── Data section

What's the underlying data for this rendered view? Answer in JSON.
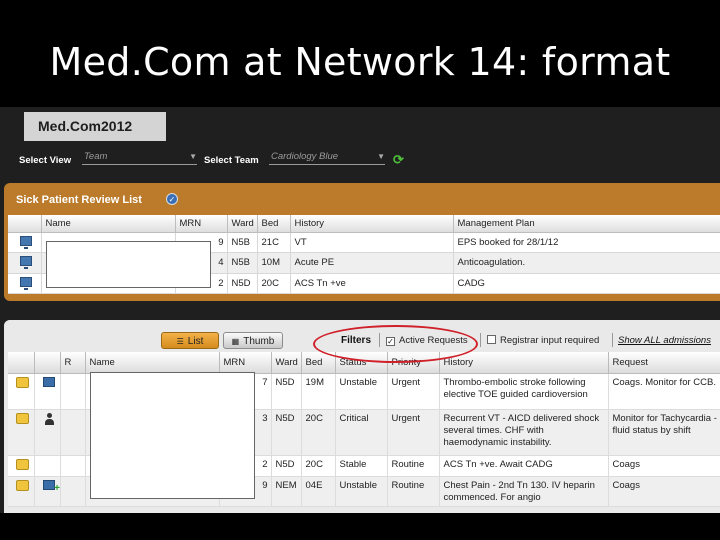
{
  "slide": {
    "title": "Med.Com at Network 14: format"
  },
  "app": {
    "logo": "Med.Com2012",
    "select_view_label": "Select View",
    "select_view_value": "Team",
    "select_team_label": "Select Team",
    "select_team_value": "Cardiology Blue"
  },
  "sick_list": {
    "title": "Sick Patient Review List",
    "columns": [
      "",
      "Name",
      "MRN",
      "Ward",
      "Bed",
      "History",
      "Management Plan"
    ],
    "rows": [
      {
        "mrn": "9",
        "ward": "N5B",
        "bed": "21C",
        "history": "VT",
        "plan": "EPS booked for 28/1/12"
      },
      {
        "mrn": "4",
        "ward": "N5B",
        "bed": "10M",
        "history": "Acute PE",
        "plan": "Anticoagulation."
      },
      {
        "mrn": "2",
        "ward": "N5D",
        "bed": "20C",
        "history": "ACS Tn +ve",
        "plan": "CADG"
      }
    ]
  },
  "admissions": {
    "list_button": "List",
    "thumb_button": "Thumb",
    "filters_label": "Filters",
    "active_requests_label": "Active Requests",
    "active_requests_checked": true,
    "registrar_label": "Registrar input required",
    "registrar_checked": false,
    "show_all_label": "Show ALL admissions",
    "columns": [
      "",
      "",
      "R",
      "Name",
      "MRN",
      "Ward",
      "Bed",
      "Status",
      "Priority",
      "History",
      "Request"
    ],
    "rows": [
      {
        "mrn": "7",
        "ward": "N5D",
        "bed": "19M",
        "status": "Unstable",
        "priority": "Urgent",
        "history": "Thrombo-embolic stroke following elective TOE guided cardioversion",
        "request": "Coags. Monitor for CCB."
      },
      {
        "mrn": "3",
        "ward": "N5D",
        "bed": "20C",
        "status": "Critical",
        "priority": "Urgent",
        "history": "Recurrent VT - AICD delivered shock several times. CHF with haemodynamic instability.",
        "request": "Monitor for Tachycardia - fluid status by shift"
      },
      {
        "mrn": "2",
        "ward": "N5D",
        "bed": "20C",
        "status": "Stable",
        "priority": "Routine",
        "history": "ACS Tn +ve. Await CADG",
        "request": "Coags"
      },
      {
        "mrn": "9",
        "ward": "NEM",
        "bed": "04E",
        "status": "Unstable",
        "priority": "Routine",
        "history": "Chest Pain - 2nd Tn 130. IV heparin commenced. For angio",
        "request": "Coags"
      }
    ]
  }
}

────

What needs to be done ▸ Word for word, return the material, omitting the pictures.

Answer to this task ▸
What's the underlying data for this rendered view? Answer in JSON.
{
  "slide": {
    "title": "Med.Com at Network 14: format"
  },
  "app": {
    "logo": "Med.Com2012",
    "select_view_label": "Select View",
    "select_view_value": "Team",
    "select_team_label": "Select Team",
    "select_team_value": "Cardiology Blue"
  },
  "sick_list": {
    "title": "Sick Patient Review List",
    "columns": [
      "",
      "Name",
      "MRN",
      "Ward",
      "Bed",
      "History",
      "Management Plan"
    ],
    "rows": [
      {
        "mrn": "9",
        "ward": "N5B",
        "bed": "21C",
        "history": "VT",
        "plan": "EPS booked for 28/1/12"
      },
      {
        "mrn": "4",
        "ward": "N5B",
        "bed": "10M",
        "history": "Acute PE",
        "plan": "Anticoagulation."
      },
      {
        "mrn": "2",
        "ward": "N5D",
        "bed": "20C",
        "history": "ACS Tn +ve",
        "plan": "CADG"
      }
    ]
  },
  "admissions": {
    "list_button": "List",
    "thumb_button": "Thumb",
    "filters_label": "Filters",
    "active_requests_label": "Active Requests",
    "active_requests_checked": true,
    "registrar_label": "Registrar input required",
    "registrar_checked": false,
    "show_all_label": "Show ALL admissions",
    "columns": [
      "",
      "",
      "R",
      "Name",
      "MRN",
      "Ward",
      "Bed",
      "Status",
      "Priority",
      "History",
      "Request"
    ],
    "rows": [
      {
        "mrn": "7",
        "ward": "N5D",
        "bed": "19M",
        "status": "Unstable",
        "priority": "Urgent",
        "history": "Thrombo-embolic stroke following elective TOE guided cardioversion",
        "request": "Coags. Monitor for CCB."
      },
      {
        "mrn": "3",
        "ward": "N5D",
        "bed": "20C",
        "status": "Critical",
        "priority": "Urgent",
        "history": "Recurrent VT - AICD delivered shock several times. CHF with haemodynamic instability.",
        "request": "Monitor for Tachycardia - fluid status by shift"
      },
      {
        "mrn": "2",
        "ward": "N5D",
        "bed": "20C",
        "status": "Stable",
        "priority": "Routine",
        "history": "ACS Tn +ve. Await CADG",
        "request": "Coags"
      },
      {
        "mrn": "9",
        "ward": "NEM",
        "bed": "04E",
        "status": "Unstable",
        "priority": "Routine",
        "history": "Chest Pain - 2nd Tn 130. IV heparin commenced. For angio",
        "request": "Coags"
      }
    ]
  }
}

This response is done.